Notice that I use the term 'coastal route' senso lato, meaning a migratory route in Asia (from ultimately Africa) via Arabia and South Asia, rather than Central Asia and Siberia. How strictly 'coastal' this migration was is subject to debate but the evidence is strong and growing in favor of the tropical route in any case.
The links were provided to me by a reader (carpetanuiq) in the comments section of this previous post. They are all very valuable but specially the three I want to introduce here. All links are PDF.
Analysis of lesser cost routes into South Asia and through it
Fields et al., The southern dispersal hypothesis and the South Asian archaeological record: Examination of dispersal routes through GIS analysis. Journal of Anthropological Archaeology 2007. [LINK]
This research advances a model for coastal-based dispersals into South Asia during oxygen isotope stage (OIS) 4. A series of GIS-based analyses are included that assess the potential for expansions into the interior of South Asia, and these results are compared with known archaeological signatures from that time period. The results suggest that modern Homo sapiens could have traversed both the interior and coastlines using a number of routes, and colonized South Asia relatively rapidly. Use of these routes also implies a scenario in which modern H. sapiens, by either increased population growth or competitive ability, may have replaced indigenous South Asian hominin populations.
Key maps from this paper (there are some others also interesting):
|Cut from fig.2 Location of linear origin and the results of the least-cost route analysis into South Asia. Least-cost route is indicated by the grey [black] line.|

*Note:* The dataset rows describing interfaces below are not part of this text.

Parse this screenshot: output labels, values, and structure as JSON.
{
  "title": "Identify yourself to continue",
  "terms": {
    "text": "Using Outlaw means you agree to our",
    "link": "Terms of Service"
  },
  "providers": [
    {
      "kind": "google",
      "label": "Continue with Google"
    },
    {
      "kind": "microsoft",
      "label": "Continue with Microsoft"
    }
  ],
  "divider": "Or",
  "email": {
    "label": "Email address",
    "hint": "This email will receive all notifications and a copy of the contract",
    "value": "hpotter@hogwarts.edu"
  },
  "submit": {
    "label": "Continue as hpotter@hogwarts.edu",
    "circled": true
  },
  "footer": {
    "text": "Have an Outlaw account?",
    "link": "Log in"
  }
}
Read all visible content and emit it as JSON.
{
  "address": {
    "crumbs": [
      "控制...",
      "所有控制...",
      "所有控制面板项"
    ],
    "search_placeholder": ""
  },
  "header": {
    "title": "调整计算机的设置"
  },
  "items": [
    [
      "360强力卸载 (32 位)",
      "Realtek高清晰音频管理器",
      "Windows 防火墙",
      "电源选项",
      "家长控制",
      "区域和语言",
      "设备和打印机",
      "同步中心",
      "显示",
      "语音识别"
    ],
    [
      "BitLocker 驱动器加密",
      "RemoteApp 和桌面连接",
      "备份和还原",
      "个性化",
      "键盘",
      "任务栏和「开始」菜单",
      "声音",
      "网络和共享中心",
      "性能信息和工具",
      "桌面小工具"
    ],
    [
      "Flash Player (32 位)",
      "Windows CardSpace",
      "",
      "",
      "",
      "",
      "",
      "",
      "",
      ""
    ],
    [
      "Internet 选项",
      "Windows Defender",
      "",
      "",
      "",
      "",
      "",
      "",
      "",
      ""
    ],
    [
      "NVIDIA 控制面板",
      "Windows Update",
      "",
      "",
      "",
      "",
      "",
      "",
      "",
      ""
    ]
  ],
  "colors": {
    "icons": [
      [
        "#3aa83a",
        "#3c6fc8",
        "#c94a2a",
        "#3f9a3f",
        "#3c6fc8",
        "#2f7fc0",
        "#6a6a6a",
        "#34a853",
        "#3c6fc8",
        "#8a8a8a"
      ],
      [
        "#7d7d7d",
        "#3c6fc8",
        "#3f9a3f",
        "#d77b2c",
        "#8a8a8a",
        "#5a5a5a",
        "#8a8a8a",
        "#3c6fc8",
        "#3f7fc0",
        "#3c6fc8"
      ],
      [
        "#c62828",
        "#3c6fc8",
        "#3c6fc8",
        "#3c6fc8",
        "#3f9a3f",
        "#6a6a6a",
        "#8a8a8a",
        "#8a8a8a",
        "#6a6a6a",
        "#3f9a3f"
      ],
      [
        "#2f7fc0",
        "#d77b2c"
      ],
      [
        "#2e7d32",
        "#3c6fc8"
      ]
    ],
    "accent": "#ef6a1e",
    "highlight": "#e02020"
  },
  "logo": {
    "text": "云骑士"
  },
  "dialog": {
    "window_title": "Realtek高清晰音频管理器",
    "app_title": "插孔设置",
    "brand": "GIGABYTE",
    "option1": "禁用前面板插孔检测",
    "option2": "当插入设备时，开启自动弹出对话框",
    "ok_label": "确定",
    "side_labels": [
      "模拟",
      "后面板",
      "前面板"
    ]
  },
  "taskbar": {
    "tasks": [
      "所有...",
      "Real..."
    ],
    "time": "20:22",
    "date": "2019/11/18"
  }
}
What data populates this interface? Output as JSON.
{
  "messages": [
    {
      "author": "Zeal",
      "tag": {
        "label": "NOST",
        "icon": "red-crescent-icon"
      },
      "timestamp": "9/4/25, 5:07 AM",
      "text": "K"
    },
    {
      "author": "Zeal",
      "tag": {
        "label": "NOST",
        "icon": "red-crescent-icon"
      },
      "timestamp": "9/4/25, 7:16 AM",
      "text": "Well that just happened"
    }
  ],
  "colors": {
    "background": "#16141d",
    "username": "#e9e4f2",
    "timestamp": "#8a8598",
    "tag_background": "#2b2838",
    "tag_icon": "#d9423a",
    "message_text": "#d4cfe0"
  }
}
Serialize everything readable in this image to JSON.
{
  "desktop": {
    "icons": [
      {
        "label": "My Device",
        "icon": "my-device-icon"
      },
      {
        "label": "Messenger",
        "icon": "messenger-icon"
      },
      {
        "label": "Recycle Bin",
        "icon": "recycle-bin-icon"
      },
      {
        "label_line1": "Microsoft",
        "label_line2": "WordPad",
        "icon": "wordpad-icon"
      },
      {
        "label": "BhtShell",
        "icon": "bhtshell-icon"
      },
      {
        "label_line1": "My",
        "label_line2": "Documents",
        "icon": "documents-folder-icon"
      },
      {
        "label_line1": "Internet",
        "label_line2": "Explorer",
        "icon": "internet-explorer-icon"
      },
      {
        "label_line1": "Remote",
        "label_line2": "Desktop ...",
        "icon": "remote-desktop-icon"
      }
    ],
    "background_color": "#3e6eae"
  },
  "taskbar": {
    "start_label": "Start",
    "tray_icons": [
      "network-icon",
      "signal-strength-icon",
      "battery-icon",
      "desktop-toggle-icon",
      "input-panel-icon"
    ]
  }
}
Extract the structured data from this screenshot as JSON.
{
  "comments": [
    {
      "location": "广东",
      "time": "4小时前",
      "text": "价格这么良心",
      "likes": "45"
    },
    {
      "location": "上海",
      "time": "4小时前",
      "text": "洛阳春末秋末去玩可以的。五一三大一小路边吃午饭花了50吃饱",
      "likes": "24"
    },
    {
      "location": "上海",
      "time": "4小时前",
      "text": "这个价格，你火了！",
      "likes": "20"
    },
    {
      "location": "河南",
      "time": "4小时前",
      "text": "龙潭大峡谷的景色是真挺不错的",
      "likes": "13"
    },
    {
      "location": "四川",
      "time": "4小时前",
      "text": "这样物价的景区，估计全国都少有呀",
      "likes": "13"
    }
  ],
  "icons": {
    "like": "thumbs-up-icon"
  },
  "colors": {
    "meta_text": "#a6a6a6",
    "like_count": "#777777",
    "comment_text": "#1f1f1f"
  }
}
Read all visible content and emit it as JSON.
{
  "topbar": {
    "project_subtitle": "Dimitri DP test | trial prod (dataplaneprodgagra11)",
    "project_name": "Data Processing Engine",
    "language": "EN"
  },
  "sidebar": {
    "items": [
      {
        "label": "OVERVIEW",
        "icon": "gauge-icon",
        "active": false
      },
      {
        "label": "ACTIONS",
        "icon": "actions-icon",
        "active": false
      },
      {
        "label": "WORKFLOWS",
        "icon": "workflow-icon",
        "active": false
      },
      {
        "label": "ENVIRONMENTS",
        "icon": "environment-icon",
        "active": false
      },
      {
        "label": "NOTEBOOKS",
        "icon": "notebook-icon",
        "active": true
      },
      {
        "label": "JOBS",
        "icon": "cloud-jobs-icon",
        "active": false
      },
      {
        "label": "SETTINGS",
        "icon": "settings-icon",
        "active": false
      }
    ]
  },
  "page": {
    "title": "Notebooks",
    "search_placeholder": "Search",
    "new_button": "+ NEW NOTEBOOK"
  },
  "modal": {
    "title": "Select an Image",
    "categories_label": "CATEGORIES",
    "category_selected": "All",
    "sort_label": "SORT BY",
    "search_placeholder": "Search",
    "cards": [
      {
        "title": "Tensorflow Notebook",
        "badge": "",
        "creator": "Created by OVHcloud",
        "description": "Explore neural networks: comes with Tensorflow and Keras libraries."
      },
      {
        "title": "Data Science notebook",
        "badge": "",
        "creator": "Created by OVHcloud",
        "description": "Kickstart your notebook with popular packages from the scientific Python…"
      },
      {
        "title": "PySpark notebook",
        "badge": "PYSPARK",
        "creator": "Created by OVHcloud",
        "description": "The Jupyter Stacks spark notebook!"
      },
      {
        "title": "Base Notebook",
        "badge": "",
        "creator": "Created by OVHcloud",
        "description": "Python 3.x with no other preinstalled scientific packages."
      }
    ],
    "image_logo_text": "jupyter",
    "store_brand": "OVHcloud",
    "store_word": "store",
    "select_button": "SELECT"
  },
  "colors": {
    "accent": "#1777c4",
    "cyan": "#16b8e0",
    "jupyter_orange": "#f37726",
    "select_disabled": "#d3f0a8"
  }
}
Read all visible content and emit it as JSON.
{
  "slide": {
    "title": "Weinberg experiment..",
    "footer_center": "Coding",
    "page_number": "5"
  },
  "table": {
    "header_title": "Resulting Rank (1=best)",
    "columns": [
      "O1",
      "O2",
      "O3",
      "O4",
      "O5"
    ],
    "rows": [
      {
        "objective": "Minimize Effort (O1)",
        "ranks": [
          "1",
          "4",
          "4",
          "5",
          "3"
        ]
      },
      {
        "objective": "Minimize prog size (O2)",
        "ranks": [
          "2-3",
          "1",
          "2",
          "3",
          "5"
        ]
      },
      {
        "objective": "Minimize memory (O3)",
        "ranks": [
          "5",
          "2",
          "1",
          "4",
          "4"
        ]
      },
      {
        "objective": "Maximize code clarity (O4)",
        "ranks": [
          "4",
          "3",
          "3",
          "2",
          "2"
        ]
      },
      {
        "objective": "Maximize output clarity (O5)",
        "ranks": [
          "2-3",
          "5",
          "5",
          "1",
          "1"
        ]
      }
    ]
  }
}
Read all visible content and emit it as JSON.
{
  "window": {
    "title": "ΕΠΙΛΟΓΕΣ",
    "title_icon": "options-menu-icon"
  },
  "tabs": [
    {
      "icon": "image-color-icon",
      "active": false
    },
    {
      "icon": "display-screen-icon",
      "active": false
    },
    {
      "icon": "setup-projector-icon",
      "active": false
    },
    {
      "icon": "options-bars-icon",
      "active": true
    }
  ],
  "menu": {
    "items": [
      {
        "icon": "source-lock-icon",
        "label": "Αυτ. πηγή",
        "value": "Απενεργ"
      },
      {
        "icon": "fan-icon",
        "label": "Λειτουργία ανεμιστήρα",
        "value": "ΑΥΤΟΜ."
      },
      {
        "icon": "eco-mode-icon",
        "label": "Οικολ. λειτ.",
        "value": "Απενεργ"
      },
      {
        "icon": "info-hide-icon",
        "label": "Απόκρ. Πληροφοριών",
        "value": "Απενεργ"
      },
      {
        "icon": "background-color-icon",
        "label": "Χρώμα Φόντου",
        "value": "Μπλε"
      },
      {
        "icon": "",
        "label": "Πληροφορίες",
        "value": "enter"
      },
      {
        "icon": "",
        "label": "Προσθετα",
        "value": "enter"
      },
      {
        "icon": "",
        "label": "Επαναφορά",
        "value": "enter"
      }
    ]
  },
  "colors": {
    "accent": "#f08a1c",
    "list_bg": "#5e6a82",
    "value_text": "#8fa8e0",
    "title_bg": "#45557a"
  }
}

|Fig. 3 Results of the wandering path analyses into and through South Asia. Least-cost routes are indicated by the grey [black] lines.|
The Red Sea in the Pleistocene
Geoff Bailey, The Red Sea, Coastal Landscapes, and Hominin Dispersals. Published within M. Petraglia & J. Rose (eds.). The Evolution of Human Populations in Arabia (2009). [LINK]
Key maps in this paper are:
|Fig. 1 showing among other things 'a simplified|
distribution of Lower and Middle Paleolithic archaeological sites in the Arabian Peninsula'.
|Fig. 5 reconstructed shoreline of Bab-el-Mandeb at different Late UP dates (cal BP)|
The Persian Gulf "oasis"
Jeffrey I. Rose, NEW LIGHT ON HUMAN PREHISTORY AROUND THE PERSIAN GULF OASIS. (2009 or 2010?) [LINK]
The emerging picture of prehistoric Arabia suggests that early modern humans were able to survive hyperarid climatic conditions that periodically caused widespread landscape desiccation by contracting into environmental refugia around the coastal margins of the peninsula. This paper reviews new archaeological and palaeoenvironmental evidence from the richest of such zones in eastern Arabia: the “Persian Gulf Oasis.” These data are used to assess the role of this ancient alluvial plain, which, prior to being submerged beneath the waters of the Indian Ocean, was well-watered by the Tigris, Euphrates, Karun and Wadi Batin Rivers as well as subterranean aquifers flowing beneath the Arabian subcontinent. Inverse to the amount of annual precipitation falling across the interior of Arabia, reduced sea levels periodically exposed large portions of the Persian Gulf, equal at times to the size of Great Britain. Therefore, when the hinterland was desiccated, populations could have contracted into the Gulf Oasis and exploited the freshwater springs. This relationship between environmental amelioration/desiccation and marine transgression/regression is thought to have driven demographic exchange into and out of this zone over the course of the Upper Pleistocene and Early Holocene, as well as having played an important role in shaping the cultural evolution of local human populations during that interval.
Key maps are:
|Fig. 2 Map of ancient drainage systems in Arabia showing the Ur-Schatt River Valley as|
the primary recipient of runoff within the regional catchment zone. Numbers indicate
known MP/UP sites in eastern Arabia and southern Iran.
|Cutoff from fig. 5 (Palaeo-shoreline configuration, drainage systems and archaeological sites around the Persian Gulf basin during the Upper Pleistocene and Early Holocene). Shown 74-24 Ka map only. Dots are archaeological sites.|
Other relevant links mentioned in that discussion are:
- Gahnim Wahida et al., A Middle Paleolithic Assemblage from Jebel Barakah,
Coastal Abu Dhabi Emirate. (Chapter in M.D. Petraglia and J.I. Rose (eds.), The Evolution of Human Populations in Arabia, Vertebrate Paleobiology and Paleoanthropology). [LINK]
- Marta Mirazón Lahr et al., Project: 'Searching for traces of the Southern Dispersal'. General description of the archaeological research project0 by the 'Petraglia team'. [LINK]
- Ancient Indian Ocean Corridors. Blog of the same team, inaugurated this spring. [LINK]
- Synopsis of Paleo India (2007). James B. Harrod. [LINK]